(RECORDS FOR THIS TASK begins)
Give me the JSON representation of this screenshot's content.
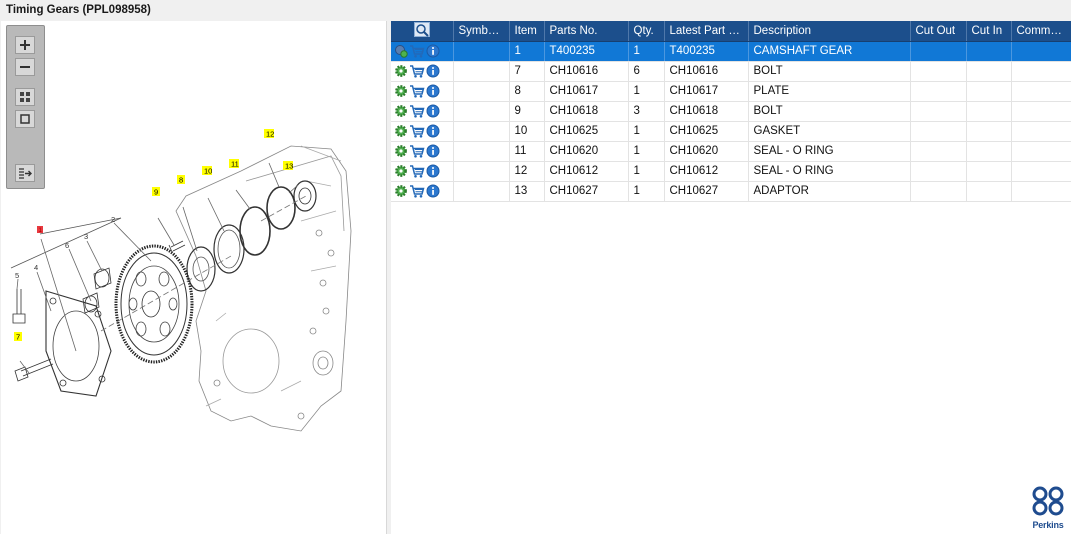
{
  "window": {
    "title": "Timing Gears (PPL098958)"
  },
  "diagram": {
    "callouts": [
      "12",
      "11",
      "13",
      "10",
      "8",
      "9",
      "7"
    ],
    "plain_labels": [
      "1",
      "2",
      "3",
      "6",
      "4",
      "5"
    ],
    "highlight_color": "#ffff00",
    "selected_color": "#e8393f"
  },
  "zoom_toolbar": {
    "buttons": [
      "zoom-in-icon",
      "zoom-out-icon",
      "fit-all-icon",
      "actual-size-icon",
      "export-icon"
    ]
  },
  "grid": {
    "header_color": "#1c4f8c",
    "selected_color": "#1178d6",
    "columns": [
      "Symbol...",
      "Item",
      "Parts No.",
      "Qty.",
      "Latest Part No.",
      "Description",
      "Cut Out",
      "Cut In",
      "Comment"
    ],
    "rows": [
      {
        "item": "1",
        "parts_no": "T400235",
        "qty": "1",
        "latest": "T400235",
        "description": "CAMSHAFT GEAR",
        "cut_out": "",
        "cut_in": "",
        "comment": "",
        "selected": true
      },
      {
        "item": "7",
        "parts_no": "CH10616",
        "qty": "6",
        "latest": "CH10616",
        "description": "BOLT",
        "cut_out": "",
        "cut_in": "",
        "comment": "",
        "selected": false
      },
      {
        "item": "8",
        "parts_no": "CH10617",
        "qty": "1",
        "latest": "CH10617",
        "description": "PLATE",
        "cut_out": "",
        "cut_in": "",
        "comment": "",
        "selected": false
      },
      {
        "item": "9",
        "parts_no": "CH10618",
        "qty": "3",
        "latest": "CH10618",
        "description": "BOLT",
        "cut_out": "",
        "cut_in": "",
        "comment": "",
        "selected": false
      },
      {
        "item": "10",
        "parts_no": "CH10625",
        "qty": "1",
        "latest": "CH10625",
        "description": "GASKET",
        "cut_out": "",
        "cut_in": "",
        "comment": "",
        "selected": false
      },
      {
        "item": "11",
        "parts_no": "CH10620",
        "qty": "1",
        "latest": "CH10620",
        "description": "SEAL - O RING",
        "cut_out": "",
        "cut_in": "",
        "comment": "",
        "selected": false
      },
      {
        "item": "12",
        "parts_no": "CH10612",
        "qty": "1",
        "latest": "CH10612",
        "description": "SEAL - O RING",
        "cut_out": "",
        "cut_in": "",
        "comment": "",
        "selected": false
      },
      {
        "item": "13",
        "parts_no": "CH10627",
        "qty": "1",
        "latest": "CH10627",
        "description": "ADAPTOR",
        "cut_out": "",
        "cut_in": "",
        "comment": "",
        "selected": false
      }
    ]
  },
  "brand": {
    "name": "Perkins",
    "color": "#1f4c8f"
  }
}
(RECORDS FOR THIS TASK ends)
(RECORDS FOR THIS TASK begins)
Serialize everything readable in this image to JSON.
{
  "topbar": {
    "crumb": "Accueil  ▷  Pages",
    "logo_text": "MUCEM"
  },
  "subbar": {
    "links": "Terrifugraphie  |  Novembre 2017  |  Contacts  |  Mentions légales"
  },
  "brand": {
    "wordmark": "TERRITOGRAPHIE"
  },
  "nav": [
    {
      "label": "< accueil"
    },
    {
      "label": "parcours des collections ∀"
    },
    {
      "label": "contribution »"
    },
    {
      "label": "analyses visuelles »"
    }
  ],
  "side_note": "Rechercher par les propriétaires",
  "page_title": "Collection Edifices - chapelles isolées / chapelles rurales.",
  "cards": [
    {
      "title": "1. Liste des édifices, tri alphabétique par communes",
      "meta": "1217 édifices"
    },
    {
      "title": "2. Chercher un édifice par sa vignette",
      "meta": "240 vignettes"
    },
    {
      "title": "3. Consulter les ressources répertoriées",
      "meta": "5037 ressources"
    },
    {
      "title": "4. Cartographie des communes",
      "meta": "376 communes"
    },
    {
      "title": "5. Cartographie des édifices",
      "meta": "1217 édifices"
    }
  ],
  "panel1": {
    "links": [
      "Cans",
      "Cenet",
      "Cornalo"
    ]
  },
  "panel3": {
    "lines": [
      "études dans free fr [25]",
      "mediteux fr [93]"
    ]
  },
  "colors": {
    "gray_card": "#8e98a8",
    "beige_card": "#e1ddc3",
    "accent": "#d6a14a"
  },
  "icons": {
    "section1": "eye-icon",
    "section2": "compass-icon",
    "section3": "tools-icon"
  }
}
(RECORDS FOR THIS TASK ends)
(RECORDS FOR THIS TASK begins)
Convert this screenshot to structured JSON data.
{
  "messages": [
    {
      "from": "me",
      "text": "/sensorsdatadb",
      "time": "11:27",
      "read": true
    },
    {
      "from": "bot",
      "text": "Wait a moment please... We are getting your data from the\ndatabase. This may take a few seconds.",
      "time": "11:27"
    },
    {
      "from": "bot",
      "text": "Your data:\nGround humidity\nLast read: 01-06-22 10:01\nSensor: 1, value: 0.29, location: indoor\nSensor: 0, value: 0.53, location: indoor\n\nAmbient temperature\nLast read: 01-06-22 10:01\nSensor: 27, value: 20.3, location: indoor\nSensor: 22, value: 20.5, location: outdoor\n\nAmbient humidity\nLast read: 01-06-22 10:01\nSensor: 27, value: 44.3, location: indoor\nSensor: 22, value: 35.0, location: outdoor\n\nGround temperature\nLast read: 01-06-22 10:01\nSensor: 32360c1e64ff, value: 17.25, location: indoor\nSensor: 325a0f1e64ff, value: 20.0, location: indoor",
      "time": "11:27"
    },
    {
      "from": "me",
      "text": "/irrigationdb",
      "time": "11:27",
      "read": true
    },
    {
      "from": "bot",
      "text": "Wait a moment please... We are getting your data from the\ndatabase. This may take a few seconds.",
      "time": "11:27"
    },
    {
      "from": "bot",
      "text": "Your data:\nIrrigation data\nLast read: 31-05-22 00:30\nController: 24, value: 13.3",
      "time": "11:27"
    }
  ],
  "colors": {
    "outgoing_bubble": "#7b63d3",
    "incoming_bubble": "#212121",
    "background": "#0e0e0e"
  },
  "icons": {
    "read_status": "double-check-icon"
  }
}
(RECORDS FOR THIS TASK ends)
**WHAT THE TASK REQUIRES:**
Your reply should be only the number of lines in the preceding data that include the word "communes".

**ANSWER AREA:**
3